_What the task asks:_ All entries below must be retyped exactly, though pictures are to be skipped.

::::::::

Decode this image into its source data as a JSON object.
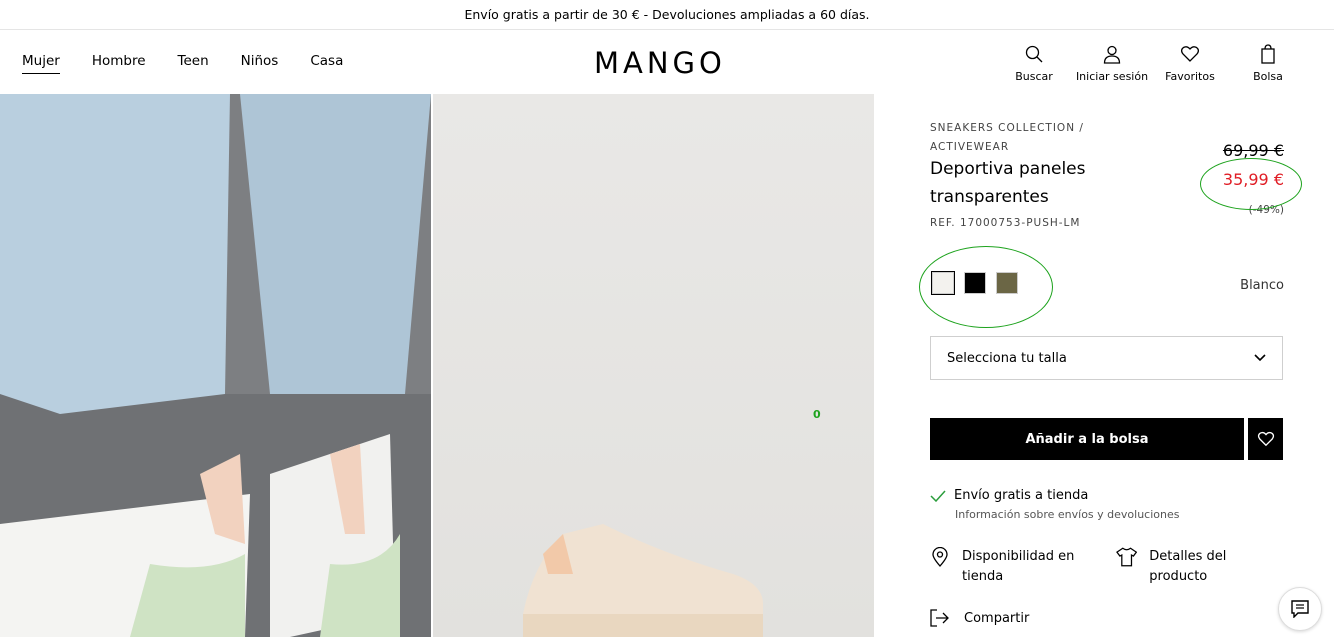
{
  "topbar": {
    "text": "Envío gratis a partir de 30 € - Devoluciones ampliadas a 60 días."
  },
  "nav": {
    "items": [
      "Mujer",
      "Hombre",
      "Teen",
      "Niños",
      "Casa"
    ]
  },
  "logo": "MANGO",
  "header_actions": {
    "search": "Buscar",
    "login": "Iniciar sesión",
    "favorites": "Favoritos",
    "bag": "Bolsa"
  },
  "product": {
    "collection": "SNEAKERS COLLECTION / ACTIVEWEAR",
    "title": "Deportiva paneles transparentes",
    "ref": "REF. 17000753-PUSH-LM",
    "price_old": "69,99 €",
    "price_new": "35,99 €",
    "discount": "(-49%)",
    "selected_color": "Blanco",
    "size_placeholder": "Selecciona tu talla",
    "add_to_bag": "Añadir a la bolsa",
    "shipping": "Envío gratis a tienda",
    "shipping_info": "Información sobre envíos y devoluciones",
    "availability": "Disponibilidad en tienda",
    "details": "Detalles del producto",
    "share": "Compartir"
  },
  "colors": {
    "swatches": [
      "#f3f2ee",
      "#000000",
      "#6b6645"
    ],
    "accent_price": "#e01d25",
    "annotation": "#1ea31e"
  },
  "overlay_counter": "0"
}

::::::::

_Answer space:_
Decode this image into its source data as a JSON object.
{
  "topbar": {
    "text": "Envío gratis a partir de 30 € - Devoluciones ampliadas a 60 días."
  },
  "nav": {
    "items": [
      "Mujer",
      "Hombre",
      "Teen",
      "Niños",
      "Casa"
    ]
  },
  "logo": "MANGO",
  "header_actions": {
    "search": "Buscar",
    "login": "Iniciar sesión",
    "favorites": "Favoritos",
    "bag": "Bolsa"
  },
  "product": {
    "collection": "SNEAKERS COLLECTION / ACTIVEWEAR",
    "title": "Deportiva paneles transparentes",
    "ref": "REF. 17000753-PUSH-LM",
    "price_old": "69,99 €",
    "price_new": "35,99 €",
    "discount": "(-49%)",
    "selected_color": "Blanco",
    "size_placeholder": "Selecciona tu talla",
    "add_to_bag": "Añadir a la bolsa",
    "shipping": "Envío gratis a tienda",
    "shipping_info": "Información sobre envíos y devoluciones",
    "availability": "Disponibilidad en tienda",
    "details": "Detalles del producto",
    "share": "Compartir"
  },
  "colors": {
    "swatches": [
      "#f3f2ee",
      "#000000",
      "#6b6645"
    ],
    "accent_price": "#e01d25",
    "annotation": "#1ea31e"
  },
  "overlay_counter": "0"
}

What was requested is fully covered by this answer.